── Task inputs
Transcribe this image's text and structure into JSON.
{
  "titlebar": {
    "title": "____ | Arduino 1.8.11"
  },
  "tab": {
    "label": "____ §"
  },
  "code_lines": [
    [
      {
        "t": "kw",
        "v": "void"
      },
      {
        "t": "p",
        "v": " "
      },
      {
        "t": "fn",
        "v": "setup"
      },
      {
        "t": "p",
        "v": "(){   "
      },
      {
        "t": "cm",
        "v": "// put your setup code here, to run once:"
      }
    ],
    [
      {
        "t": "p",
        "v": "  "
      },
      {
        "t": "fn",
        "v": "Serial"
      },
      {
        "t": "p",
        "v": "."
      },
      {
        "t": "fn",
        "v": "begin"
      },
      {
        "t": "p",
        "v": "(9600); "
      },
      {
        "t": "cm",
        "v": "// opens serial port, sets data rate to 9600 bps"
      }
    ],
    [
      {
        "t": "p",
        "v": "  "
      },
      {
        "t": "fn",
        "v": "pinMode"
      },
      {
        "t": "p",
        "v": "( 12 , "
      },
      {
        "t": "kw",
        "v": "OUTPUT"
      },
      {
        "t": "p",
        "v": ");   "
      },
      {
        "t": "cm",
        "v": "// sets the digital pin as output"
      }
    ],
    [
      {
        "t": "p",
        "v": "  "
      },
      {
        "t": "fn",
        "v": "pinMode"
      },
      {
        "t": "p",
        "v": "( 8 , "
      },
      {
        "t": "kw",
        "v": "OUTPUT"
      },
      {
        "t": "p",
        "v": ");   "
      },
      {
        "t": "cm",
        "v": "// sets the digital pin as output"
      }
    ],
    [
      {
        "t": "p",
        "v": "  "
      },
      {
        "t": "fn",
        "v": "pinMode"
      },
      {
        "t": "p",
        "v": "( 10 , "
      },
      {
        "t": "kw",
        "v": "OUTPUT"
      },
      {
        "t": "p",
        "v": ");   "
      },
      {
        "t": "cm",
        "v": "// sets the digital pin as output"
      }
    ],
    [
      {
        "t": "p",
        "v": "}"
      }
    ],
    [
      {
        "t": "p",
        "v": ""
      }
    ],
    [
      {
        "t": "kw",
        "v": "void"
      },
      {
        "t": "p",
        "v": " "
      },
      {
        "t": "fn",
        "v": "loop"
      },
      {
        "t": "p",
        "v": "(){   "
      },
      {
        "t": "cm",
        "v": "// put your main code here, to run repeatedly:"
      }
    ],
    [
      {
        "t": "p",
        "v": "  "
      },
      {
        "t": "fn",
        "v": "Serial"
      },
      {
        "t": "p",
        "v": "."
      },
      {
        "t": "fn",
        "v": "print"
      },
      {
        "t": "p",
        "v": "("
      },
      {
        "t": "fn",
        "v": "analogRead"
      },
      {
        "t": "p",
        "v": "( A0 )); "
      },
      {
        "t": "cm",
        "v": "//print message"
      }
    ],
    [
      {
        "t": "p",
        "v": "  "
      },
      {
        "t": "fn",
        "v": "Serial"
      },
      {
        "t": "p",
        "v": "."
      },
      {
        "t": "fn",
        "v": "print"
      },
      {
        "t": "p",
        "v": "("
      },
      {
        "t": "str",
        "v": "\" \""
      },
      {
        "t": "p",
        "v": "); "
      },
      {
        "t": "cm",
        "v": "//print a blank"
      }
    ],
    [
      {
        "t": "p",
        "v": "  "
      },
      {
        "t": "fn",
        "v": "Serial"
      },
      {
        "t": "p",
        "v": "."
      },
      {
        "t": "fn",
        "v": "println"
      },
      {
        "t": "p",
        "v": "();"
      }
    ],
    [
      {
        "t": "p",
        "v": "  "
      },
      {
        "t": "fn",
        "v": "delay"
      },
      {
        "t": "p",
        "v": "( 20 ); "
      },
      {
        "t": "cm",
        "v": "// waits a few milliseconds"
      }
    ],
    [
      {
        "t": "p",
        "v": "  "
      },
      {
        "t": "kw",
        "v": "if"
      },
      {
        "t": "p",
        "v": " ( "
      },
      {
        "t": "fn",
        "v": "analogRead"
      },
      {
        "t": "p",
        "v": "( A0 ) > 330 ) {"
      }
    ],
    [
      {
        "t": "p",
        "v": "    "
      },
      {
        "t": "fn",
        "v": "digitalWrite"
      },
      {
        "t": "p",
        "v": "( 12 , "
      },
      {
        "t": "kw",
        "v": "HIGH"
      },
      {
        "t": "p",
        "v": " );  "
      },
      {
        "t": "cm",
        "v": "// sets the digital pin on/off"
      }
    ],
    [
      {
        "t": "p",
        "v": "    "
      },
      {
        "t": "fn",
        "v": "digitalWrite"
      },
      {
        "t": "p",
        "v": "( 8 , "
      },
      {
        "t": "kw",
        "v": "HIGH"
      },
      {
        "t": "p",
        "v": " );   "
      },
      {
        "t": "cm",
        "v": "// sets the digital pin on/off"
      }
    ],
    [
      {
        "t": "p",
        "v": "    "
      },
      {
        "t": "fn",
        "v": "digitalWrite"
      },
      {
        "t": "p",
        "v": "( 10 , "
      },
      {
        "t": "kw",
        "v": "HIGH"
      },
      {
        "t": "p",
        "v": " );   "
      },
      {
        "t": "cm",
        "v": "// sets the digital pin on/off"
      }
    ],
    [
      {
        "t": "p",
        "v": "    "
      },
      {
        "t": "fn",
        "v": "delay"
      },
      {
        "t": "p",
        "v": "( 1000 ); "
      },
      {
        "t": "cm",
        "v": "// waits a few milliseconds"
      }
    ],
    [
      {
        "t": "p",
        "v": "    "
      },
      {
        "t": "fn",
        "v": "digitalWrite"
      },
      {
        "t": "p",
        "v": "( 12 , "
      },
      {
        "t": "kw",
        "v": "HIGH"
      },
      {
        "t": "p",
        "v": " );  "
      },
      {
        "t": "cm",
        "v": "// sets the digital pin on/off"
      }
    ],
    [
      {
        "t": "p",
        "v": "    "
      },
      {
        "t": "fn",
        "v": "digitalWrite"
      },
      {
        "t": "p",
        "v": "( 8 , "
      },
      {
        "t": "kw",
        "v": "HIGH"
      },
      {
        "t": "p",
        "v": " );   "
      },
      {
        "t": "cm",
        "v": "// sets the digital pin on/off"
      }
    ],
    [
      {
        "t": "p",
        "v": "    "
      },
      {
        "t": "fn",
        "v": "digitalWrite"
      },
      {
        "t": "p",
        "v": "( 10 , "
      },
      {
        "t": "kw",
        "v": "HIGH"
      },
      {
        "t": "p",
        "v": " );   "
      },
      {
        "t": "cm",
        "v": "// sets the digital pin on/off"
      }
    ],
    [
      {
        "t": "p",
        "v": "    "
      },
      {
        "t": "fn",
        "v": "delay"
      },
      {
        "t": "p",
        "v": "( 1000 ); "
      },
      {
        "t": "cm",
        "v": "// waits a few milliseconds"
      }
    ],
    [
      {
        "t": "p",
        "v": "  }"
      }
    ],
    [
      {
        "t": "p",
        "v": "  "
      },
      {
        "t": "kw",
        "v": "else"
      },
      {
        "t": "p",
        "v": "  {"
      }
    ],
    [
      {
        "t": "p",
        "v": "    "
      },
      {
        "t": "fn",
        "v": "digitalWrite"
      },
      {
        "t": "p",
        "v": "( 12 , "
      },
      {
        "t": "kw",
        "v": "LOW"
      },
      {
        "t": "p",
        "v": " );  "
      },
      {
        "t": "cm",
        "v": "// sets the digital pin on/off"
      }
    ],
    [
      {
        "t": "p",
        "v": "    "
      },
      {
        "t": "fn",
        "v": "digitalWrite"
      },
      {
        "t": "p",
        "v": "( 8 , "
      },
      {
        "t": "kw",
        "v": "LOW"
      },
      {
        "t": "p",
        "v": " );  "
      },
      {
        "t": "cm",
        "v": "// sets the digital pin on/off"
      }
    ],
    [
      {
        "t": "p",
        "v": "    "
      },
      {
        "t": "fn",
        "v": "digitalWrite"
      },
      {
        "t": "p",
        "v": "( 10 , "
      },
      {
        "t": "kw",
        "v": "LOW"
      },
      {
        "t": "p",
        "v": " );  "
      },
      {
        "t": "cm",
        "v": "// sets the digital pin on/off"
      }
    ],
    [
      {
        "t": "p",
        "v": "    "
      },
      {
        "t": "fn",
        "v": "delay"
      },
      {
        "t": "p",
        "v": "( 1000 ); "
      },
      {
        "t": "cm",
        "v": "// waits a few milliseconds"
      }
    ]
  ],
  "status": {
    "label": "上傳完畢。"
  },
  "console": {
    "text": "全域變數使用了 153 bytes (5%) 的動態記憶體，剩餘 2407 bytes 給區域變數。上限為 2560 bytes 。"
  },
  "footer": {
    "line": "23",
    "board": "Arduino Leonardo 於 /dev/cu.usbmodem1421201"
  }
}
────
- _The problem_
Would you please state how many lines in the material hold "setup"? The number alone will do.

- _Answer section_
2